“Poland and some other Eastern European countries have been particularly unwilling to abandon their national identities. In Poland’s case, this national identity was tied to public religiosity – a religion unwilling to be confined to the private sphere an
So far this is politics as usual. Examples of it abound. In the United States in the 20th century, President Franklin D. Roosevelt, facing a Supreme Court of entrenched conservatives, tried to expand the court’s size and pack it with his own supporters. He lost. In Britain in the decades after World War II, the state-owned BBC had a monopoly on broadcasting and had been staffed by Labour governments. Conservative governments accused it of being hostile to them, and attempts to change accusations of censorship.
These sorts of arguments are endemic to democracies with government bureaucracies. The public mood changes but the bureaucracies’ ideology remains intact. A battle ensues. Competing factions all point to dire consequences if their views don’t prevail, but a viable if not altogether acceptable solution is normally found.
What makes the Polish situation different is the threatened intervention by the European Union bureaucracy and the vocal hostility of Germany to the new government’s policies. This includes threats to suspend Poland from participation in some EU functions and various hostile claims about the Polish government.
This not only raises the stakes but also goes to the heart of liberal democracy. At the core of liberal democracy is the right of national self-determination. Self-determination, according to theorists of liberal democracy like Locke and Montesquieu, involves some sort of democratic process, a concept with a wide variety of institutional structures, all of which have at their core some sort of electoral process. There is no question that Poland’s current government was elected in a legitimate vote, and in that sense, it represents the determination of the people. The implicit claim made by its opponents is that in i mplementing this mandate the government violated the Polish Constitution.
I am reminded of Andrew Jackson’s response to a Supreme Court ruling with which he disagreed, when he suggested that the court should have to enforce its own ruling because his government wouldn’t. Jackson
with undoubtedly violated the essence of the U.S. Constitution, but the republic survived.
Given that Poland’s government emerged as an act of selfdetermination, and given that the actions it has undertaken are not unprecedented in the annals of liberal democracy, it is strange that the EU and Germany should be so aggressive in raising an alarm over Poland.

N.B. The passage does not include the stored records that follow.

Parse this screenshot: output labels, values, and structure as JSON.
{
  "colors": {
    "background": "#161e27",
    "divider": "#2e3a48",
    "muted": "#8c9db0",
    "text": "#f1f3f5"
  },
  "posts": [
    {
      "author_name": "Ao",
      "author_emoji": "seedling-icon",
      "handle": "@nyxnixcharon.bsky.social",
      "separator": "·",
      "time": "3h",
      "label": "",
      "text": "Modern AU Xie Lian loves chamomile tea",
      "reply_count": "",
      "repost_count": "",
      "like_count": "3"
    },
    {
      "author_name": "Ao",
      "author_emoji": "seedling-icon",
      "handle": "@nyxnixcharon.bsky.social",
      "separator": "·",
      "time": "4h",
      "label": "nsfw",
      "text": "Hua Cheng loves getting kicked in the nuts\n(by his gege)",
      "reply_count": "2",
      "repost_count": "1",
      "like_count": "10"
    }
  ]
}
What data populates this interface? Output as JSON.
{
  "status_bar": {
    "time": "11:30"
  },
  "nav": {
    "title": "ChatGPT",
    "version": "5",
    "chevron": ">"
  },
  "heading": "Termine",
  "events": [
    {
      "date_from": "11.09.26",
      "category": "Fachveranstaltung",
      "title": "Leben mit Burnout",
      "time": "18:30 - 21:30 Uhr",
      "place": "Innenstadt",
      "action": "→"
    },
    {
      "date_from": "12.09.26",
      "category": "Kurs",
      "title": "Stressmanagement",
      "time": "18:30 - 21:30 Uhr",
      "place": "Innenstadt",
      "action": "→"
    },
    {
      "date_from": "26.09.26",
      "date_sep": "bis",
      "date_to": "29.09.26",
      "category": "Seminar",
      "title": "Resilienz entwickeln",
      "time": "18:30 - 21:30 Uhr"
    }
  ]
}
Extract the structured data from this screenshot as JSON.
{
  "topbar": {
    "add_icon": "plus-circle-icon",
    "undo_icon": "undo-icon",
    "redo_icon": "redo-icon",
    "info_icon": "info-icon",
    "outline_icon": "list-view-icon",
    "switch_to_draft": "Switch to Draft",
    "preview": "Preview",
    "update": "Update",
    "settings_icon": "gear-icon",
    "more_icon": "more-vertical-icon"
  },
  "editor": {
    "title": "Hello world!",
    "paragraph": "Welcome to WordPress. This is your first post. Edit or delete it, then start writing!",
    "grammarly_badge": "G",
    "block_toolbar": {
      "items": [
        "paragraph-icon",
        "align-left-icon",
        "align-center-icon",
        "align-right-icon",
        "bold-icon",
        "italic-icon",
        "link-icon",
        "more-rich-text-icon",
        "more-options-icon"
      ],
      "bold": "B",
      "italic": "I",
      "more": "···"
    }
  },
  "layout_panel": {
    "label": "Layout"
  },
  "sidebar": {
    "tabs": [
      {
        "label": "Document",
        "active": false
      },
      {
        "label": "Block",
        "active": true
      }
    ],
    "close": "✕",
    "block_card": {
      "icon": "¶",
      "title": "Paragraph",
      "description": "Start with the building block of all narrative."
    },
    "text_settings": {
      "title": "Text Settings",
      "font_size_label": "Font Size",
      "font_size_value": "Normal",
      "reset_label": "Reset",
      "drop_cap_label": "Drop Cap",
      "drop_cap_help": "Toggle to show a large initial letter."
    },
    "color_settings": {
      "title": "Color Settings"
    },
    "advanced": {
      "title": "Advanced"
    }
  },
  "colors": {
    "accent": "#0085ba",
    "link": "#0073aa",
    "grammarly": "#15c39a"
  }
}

There are a number of reasons. First, the EU has a core ideology. One part of it is a commitment to free trade. The other is a commitment to a social order that is primarily secular, that seeks to overcome national distinctions and that is intolerant of intolerance. By this I mean that it embraces the doctrine that the state must not only permit variances in private life but be prepared to enshrine them in a legal system of compulsory tolerance. The combination of a commitment to free trade and a commitment to private choices being enshrined as part of public policy inevitably finds certain varieties of liberal democracy unacceptable. Nationalist exclusivity, erosion of secularism by religiosity and a reluctance to turn private freedom into something explicitly celebrated by the state are rejected.
The Polish government’s misfeasance is not really about courts or broadcasting. Rather, it is about Poland deviating from the EU’s ideology. The Polish government has opposed unlimited immigration into Poland by Muslims, arguing that it would change the country’s national character. In other